▶ [YOUR ASSIGNMENT] Every line with "this" in it must be copied from the data.

--------------------

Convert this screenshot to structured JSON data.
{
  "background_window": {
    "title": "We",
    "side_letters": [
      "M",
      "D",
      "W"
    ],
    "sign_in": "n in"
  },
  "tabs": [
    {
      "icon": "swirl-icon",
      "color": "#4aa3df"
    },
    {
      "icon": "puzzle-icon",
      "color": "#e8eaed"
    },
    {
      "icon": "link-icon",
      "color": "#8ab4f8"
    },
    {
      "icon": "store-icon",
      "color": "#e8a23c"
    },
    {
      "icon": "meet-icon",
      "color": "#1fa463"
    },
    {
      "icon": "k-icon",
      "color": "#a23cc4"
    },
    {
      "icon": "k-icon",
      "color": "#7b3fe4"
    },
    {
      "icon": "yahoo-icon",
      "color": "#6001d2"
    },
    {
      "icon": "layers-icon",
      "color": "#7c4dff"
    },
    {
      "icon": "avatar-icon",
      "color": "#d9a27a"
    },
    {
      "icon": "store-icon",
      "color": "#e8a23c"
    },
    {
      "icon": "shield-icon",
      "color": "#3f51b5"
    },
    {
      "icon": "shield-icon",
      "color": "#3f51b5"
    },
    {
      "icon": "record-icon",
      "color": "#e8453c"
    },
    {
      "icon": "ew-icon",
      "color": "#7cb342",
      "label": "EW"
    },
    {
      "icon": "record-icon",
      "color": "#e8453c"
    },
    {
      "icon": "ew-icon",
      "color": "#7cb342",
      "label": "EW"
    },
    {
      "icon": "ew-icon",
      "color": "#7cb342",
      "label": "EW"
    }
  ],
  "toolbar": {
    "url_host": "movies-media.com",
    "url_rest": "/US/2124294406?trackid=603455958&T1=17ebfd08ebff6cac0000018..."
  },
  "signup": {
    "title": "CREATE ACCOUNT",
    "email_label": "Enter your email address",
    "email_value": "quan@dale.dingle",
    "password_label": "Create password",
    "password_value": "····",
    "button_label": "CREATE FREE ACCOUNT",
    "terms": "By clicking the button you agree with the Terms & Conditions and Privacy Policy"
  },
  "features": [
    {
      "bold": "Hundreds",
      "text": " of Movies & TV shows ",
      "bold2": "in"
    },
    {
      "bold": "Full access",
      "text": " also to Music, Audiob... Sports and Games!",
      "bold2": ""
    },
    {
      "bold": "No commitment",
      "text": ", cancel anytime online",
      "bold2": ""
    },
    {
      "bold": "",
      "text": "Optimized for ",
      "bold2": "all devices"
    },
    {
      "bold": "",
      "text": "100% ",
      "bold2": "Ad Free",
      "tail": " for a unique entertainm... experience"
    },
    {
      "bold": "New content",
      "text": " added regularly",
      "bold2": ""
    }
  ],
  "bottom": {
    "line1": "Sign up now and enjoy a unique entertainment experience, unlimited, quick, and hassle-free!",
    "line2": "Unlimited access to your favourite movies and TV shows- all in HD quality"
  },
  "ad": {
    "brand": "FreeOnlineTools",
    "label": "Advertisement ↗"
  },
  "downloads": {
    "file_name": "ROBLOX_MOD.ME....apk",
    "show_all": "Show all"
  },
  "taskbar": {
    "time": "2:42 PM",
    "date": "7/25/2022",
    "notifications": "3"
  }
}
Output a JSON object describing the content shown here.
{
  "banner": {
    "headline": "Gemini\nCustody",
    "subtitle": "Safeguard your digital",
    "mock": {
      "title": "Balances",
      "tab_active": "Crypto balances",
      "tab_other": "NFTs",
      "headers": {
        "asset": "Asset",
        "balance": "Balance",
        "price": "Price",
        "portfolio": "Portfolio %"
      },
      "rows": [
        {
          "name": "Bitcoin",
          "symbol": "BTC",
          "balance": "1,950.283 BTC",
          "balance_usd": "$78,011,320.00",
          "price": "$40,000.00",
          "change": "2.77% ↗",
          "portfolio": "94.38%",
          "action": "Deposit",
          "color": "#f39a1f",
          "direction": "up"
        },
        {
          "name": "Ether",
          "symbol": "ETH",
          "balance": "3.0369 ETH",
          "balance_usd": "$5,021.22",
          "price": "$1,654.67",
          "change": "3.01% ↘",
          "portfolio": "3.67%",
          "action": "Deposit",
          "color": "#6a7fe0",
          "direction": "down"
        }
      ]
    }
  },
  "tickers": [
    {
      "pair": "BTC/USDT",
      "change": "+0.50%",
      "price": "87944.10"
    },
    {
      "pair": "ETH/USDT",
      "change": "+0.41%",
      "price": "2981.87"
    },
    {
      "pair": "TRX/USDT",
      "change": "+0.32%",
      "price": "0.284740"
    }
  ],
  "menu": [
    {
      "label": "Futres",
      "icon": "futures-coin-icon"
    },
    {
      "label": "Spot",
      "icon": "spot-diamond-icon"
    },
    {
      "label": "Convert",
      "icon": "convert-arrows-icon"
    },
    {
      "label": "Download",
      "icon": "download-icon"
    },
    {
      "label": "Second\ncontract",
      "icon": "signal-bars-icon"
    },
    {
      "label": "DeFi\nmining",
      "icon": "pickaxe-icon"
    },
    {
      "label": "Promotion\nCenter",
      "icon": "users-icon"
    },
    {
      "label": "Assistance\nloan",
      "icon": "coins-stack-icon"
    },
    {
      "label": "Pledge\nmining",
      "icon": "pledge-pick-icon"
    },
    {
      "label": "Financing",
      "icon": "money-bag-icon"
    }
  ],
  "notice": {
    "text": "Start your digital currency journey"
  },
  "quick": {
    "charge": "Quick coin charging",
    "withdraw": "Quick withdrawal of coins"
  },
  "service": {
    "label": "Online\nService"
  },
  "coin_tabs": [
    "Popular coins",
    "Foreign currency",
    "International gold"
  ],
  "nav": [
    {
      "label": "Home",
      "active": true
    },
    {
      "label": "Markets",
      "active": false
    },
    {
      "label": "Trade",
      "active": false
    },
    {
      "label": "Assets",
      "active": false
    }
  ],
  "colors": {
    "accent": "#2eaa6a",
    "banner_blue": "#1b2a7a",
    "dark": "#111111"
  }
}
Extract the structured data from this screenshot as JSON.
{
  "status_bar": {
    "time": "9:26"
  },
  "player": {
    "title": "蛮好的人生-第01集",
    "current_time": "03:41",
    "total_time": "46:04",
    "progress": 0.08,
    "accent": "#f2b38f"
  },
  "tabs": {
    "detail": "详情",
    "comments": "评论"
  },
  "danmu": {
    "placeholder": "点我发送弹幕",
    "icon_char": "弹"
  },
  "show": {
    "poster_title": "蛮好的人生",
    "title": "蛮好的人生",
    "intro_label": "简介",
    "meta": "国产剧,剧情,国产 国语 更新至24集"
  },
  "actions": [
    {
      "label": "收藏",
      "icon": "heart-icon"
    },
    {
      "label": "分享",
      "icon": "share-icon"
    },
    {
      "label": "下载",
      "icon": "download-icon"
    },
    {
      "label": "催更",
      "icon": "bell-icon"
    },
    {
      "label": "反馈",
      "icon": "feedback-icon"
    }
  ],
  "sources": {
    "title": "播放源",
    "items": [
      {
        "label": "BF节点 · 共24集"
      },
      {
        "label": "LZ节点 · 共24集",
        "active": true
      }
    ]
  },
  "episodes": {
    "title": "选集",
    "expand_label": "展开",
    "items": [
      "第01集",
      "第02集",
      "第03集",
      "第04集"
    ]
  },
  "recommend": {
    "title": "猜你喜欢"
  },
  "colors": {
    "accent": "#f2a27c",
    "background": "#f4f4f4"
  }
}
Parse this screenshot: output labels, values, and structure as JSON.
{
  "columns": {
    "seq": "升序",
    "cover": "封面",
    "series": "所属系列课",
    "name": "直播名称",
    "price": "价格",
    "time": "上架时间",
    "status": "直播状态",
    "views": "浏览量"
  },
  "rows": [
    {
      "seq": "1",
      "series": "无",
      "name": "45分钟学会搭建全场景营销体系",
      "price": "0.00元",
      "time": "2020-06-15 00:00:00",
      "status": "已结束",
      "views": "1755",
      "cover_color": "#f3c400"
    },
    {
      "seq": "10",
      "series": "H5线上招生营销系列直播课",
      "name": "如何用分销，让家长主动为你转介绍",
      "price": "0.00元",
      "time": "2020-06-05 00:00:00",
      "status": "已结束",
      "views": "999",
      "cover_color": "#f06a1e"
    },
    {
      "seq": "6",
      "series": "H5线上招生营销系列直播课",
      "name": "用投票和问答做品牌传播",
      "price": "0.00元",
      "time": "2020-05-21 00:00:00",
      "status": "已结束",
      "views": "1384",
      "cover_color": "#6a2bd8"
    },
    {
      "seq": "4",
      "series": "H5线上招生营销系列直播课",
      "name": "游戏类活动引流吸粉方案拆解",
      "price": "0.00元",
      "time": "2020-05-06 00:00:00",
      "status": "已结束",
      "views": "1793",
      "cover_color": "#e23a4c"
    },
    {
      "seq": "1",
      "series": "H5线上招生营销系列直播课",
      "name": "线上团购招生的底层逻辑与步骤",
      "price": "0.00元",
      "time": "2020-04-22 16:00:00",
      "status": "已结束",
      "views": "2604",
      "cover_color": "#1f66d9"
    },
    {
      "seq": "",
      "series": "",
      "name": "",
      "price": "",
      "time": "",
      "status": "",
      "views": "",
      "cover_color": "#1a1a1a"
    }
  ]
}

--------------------

▶ [TASK RESULT]
Convert this screenshot to structured JSON data.
Extract the structured data from this screenshot as JSON.
Parse this screenshot: output labels, values, and structure as JSON.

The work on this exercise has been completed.